The motion contends the article “crossed the line.”
“It is bad enough that the Southeast Texas Record published an article that described the excluded evidence in a manner that was favorable to DuPont and made it available for free at the courthouse and online during the trial,” the motion states, adding that the alleged B.F. Shaw employment records in question actually show that Whisnant spent a portion of his time in the field.”
Although the motion offers no evidence to support the claim, RM&Q maintains that it “is very possible that one or more of the jurors in this case read this article and learned of information properly excluded from evidence by this honorable court.”
RM&Q theorizes that the foreman of the jury, Jerry Plaia, may have read the article because he is married to the executive director of the Port Neches Chamber of Commerce.
“If one or more of the jurors was made aware of the content of these articles, this would certainly have benefitted DuPont and may very well explain why the jury reached a verdict that was contrary to the overwhelming weight and preponderance of the evidence,” the motion states.
Campaign finance records show the RMQ law firm and its attorneys are top contributors to Floyd’s re-election campaigns.
DuPont is represented in part by MehaffyWeber attorneys Sandra Clark and M.C. Carrington.

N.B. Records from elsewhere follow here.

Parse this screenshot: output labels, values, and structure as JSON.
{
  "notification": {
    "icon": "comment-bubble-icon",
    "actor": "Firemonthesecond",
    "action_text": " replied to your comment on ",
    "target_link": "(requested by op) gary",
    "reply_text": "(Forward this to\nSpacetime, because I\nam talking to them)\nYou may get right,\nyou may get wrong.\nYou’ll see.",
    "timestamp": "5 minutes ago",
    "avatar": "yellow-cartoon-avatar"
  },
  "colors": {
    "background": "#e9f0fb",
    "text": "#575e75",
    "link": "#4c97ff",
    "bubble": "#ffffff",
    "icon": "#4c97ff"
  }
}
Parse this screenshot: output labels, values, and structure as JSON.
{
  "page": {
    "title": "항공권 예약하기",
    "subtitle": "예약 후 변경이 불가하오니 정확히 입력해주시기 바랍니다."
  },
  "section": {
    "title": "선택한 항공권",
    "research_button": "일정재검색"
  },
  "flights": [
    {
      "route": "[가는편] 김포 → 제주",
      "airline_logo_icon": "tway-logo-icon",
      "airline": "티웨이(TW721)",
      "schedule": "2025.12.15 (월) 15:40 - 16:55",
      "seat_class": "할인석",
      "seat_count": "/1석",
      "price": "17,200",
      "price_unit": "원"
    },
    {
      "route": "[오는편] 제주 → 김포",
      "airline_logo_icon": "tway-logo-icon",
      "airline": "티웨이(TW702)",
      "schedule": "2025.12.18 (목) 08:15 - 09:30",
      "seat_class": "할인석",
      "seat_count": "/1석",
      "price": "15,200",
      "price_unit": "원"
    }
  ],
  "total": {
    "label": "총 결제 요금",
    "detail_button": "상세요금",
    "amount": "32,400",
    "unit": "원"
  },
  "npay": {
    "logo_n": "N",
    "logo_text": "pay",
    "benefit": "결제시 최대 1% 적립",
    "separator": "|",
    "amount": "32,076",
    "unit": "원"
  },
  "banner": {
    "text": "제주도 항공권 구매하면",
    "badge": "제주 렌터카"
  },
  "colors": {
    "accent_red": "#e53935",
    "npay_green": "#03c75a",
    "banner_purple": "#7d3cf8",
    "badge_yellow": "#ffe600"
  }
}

Trial case No. E159-183Q
Appeals case No. January 31, 2010465-CV